In our house when the children were little, this would mean bath-time and then story-time.
Inevitably on some days this wouldn’t happen. That was such a mistake! Trying to put over-excited children to bed is a stressful experience.
I think it’s the same with adults and grown up children too.
If I have my own version of bath-time and story-time before I go to bed, I will generally have a much better sleep.
Not letting my phone be a part of this bed-time routine is half the battle.
Try this – use an alarm clock so you can put your phone outside of your bedroom at night.
I started doing this a few years ago. It seemed a big step at the time but now it’s just what I do. It’s very liberating once you get used to it.
My children have always had to do this too.
While we’re on the subject of bed-time routines, here are some other things to try:
- avoid the news for a few hours before bed (or anything that is upsetting or scary!)
- if you watch something on TV before going to bed, try and do something mundane afterwards. This could be clearing up the kitchen or writing your to-do list for the next day. It will help your brain and body start to wind-down ready for sleep.
- a warm shower or bath before bed is wonderful way to prepare your body for sleep. Especially if you use some relaxing and calming essential oils.
- have a good stretch or do a short bedtime yoga routine (this is my favourite one)
- Make sure your room is quiet, dark and cool. An eye mask is a great investment – I use one nearly every night.
One step at a time
Small changes can have a surprisingly big impact on your life.
Why not pick one thing, try it for one day and see how you feel?
Perhaps you can talk about this with the whole family and decide on something that you can all try.
If it works for you, try committing to it for a week. And then longer.
Having some ‘rules’ in place will make a big difference and will soon become a routine.
It doesn’t matter if you don’t manage it every day, but if you have the rules in place it will be easier to find your way back to them.
I hope there is something here that will inspire you to keep things simple and in turn improve your focus. If you manage a few of the ideas then hopefully a more restful sleep and a boosted immune system will follow.
Ps. Struggling to stay in control and a lack of good quality sleep are issues that often come up for my clients.
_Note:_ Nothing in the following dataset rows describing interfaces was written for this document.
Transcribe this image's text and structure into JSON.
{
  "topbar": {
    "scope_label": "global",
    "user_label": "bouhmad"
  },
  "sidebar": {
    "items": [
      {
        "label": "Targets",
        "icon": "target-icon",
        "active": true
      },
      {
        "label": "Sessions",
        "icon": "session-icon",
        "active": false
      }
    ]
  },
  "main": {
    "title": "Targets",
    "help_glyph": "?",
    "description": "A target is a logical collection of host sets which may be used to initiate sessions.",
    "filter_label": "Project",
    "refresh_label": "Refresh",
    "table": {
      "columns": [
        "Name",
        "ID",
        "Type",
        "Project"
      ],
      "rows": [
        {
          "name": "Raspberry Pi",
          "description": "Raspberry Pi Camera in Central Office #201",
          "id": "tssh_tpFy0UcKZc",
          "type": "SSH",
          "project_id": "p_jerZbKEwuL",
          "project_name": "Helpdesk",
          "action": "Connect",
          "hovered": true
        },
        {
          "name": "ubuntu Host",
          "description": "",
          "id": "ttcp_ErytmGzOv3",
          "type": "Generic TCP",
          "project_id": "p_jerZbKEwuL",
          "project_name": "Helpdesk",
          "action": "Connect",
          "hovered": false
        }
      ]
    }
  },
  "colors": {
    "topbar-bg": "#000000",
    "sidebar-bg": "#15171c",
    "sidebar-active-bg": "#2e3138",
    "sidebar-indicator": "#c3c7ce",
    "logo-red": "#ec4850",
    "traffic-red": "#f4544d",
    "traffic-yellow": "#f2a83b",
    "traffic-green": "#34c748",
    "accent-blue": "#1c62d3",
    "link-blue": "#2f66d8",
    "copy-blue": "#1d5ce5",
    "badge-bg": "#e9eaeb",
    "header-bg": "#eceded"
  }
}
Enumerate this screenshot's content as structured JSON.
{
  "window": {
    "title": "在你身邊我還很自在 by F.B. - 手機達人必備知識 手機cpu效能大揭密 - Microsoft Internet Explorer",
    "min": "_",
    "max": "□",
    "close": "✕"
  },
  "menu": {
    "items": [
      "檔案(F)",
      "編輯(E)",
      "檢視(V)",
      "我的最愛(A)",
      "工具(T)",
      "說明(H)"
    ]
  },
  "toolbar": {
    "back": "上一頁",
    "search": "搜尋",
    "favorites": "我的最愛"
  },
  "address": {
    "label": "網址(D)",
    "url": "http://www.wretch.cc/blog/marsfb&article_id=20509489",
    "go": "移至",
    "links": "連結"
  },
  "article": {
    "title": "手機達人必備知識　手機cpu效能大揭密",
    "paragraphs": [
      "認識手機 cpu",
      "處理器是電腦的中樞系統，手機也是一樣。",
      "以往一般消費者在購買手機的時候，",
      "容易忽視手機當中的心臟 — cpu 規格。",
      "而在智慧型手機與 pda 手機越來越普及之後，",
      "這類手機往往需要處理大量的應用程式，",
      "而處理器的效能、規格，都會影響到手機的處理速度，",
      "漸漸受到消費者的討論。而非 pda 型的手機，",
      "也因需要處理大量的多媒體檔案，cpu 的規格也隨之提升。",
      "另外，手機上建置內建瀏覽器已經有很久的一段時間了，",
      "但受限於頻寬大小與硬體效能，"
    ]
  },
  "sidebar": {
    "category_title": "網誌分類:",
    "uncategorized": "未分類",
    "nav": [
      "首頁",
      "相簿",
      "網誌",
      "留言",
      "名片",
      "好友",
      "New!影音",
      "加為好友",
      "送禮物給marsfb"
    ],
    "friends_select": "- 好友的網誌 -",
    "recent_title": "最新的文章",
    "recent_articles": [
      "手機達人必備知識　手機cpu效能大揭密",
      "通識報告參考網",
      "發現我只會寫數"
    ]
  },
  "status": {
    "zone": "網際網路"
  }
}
Anxiety and stress are likely to be there too.
If these are things that you struggle with, why not book a free Discovery Call with me and find out how I can help?
I’d love to hear from you.